Rebecca Dylla-Spears (16-SI-003)
Optical systems require proper management of thermal, optical, and mechanical properties to function as intended. Design choices must be made based on both the availability of optical components and the needs of the system. Ultimately, the final optical system design requires a balance between cost, schedule, weight, compactness, and complexity. Optics made from standard bulk materials fabricated by conventional methods often cost less. However, a single bulk material typically does not possess the desired combination of material properties such as thermal conductivity, density, stiffness, strength, transparency, or absorbance at a desired wavelength. Thus, designs using traditional components made from bulk materials may require the use of extra compensating optics, structures, or thermal management features that increase the system's complexity, footprint, and weight. In an effort to reduce system weight or improve efficiency, a designer may instead prefer to use optical components made with functionally graded materials, which contain spatially varying composition or microstructure that result in changes in properties. The availability of such materials is limited by current processing techniques. Using additive manufacturing methods, we plan to create a new class of functionally graded optical materials with spatially tailored changes in properties. We expect to fabricate three optical elements that are not achievable by conventional fabrication techniques: (1) a transparent ceramic laser gain medium with a gradient in absorption and gain coefficients via changes in dopant concentration, (2) a silica glass aberration-corrector plate with a gradient in refractive index via compositional change, and (3) a large metal aspherical mirror with a gradient in stiffness via an engineered structural change.

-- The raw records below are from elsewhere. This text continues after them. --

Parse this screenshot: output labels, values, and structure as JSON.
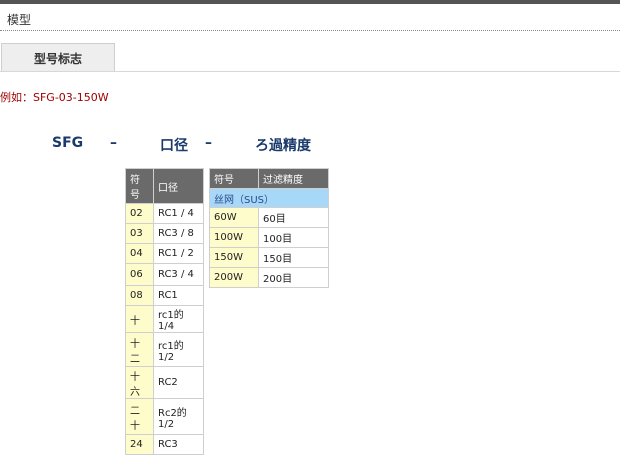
{
  "section_title": "模型",
  "tab_label": "型号标志",
  "example": "例如：SFG-03-150W",
  "codes": {
    "series": "SFG",
    "dash1": "–",
    "port": "口径",
    "dash2": "–",
    "filter": "ろ過精度"
  },
  "port_table": {
    "headers": [
      "符号",
      "口径"
    ],
    "rows": [
      {
        "code": "02",
        "value": "RC1 / 4",
        "h": 20
      },
      {
        "code": "03",
        "value": "RC3 / 8",
        "h": 20
      },
      {
        "code": "04",
        "value": "RC1 / 2",
        "h": 20
      },
      {
        "code": "06",
        "value": "RC3 / 4",
        "h": 22
      },
      {
        "code": "08",
        "value": "RC1",
        "h": 20
      },
      {
        "code": "十",
        "value": "rc1的1/4",
        "h": 20
      },
      {
        "code": "十二",
        "value": "rc1的1/2",
        "h": 34
      },
      {
        "code": "十六",
        "value": "RC2",
        "h": 32
      },
      {
        "code": "二十",
        "value": "Rc2的1/2",
        "h": 36
      },
      {
        "code": "24",
        "value": "RC3",
        "h": 20
      }
    ]
  },
  "filter_table": {
    "headers": [
      "符号",
      "过滤精度"
    ],
    "group": "丝网（SUS）",
    "rows": [
      {
        "code": "60W",
        "value": "60目"
      },
      {
        "code": "100W",
        "value": "100目"
      },
      {
        "code": "150W",
        "value": "150目"
      },
      {
        "code": "200W",
        "value": "200目"
      }
    ]
  }
}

We intend to develop ink formulations and processing techniques needed to produce gradient-composition transparent ceramic and glass optics from additively manufactured green bodies, which are weakly bound ceramic forms prior to sintering or heating. A transparent ceramic laser gain medium with a radial gradient in gain coefficient will be printed as a green body using direct ink writing. Adjustments in the relative flow rates of a doped and an undoped ink stream will enable in-line variation of the neodymium doping concentration during printing. After printing, the green body will be sintered to transparency. A silica glass aberration corrector plate with a non-monotonic radial gradient in refractive index will also be prepared using direct ink writing technology. The refractive index gradient will be introduced during printing using titanium oxide and silicon dioxide inks blended in varying ratios. The printed form will then be consolidated to form the glass via heat treatment. Finally, a large, nickel aspherical mirror will be made lightweight by incorporating a gradient in stiffness and density. Projection microstereolithography will be used to print a microscopic truss lattice on the back side of the shaped mirror surface. The support-feature scale length will be varied and optimized to provide greatest stiffness near the mirror surface while minimizing total weight. This research project will generate intellectual property associated with optical component design, ink development, and optical component fabrication processes, and will establish LLNL as a leader in additively manufactured optical materials and components.
The ability to create new functionally graded optical materials by additive manufacturing has the potential to transform optical system design. It will enable the fabrication of optimal, robust, lightweight, and compact optics that cannot be achieved by conventional means, and therefore aligns well with LLNL's lasers and optical science and technology and advanced materials and manufacturing core competencies. Our research is expected to advance the Laboratory's interests in space and intelligence applications as well as in compact, high-average-power laser systems for inertial fusion energy, defense, and industrial applications. Technologies developed here are also expected to be of interest to the broader optics, materials science, and advanced manufacturing communities.
FY16 Accomplishments and Results
In FY16 we (1) made advances toward a transparent ceramic, gradient-doped gain media by formulating yttrium–aluminum–garnet and neodymium-doped yttrium–aluminum–garnet inks suitable for direct ink write printing and demonstrating 6-mm-diameter by 2-mm-thick transparent yttrium–aluminum–garnet by direct ink writing; (2) made progress toward gradient index glass by formulating silica and silica–titania direct ink write inks and demonstrating transparent silica glass monoliths up to 1.5-cm wide and 2-mm thick prepared by direct ink writing; and (3) made progress toward a lightweight lattice-supported mirror with development of thermal-mechanical models and tools for optimizing lattice geometry to meet requirements as well as demonstration of graded, metal-plated support lattices (see figure).
Publications and Presentations
- Jones, I. K., et al., Functionally graded solid-state laser gain media fabricated by direct ink write and ceramic processing. Advanced Solid State Lasers Conf., Boston, MA, Oct. 30–Nov. 3, 2016. LLNL-ABS-696004.
- Seeley, Z. M., N. J. Cherepy, and S. A. Payne, Transparent ceramics with tailored composition. 9th Intl. Conf. High-Temperature Ceramic Matrix Composites and Global Forum on Advanced Materials and Technologies for Sustainable Development, Toronto, Canada, June 26–July 1, 2016. LLNL-ABS-680737.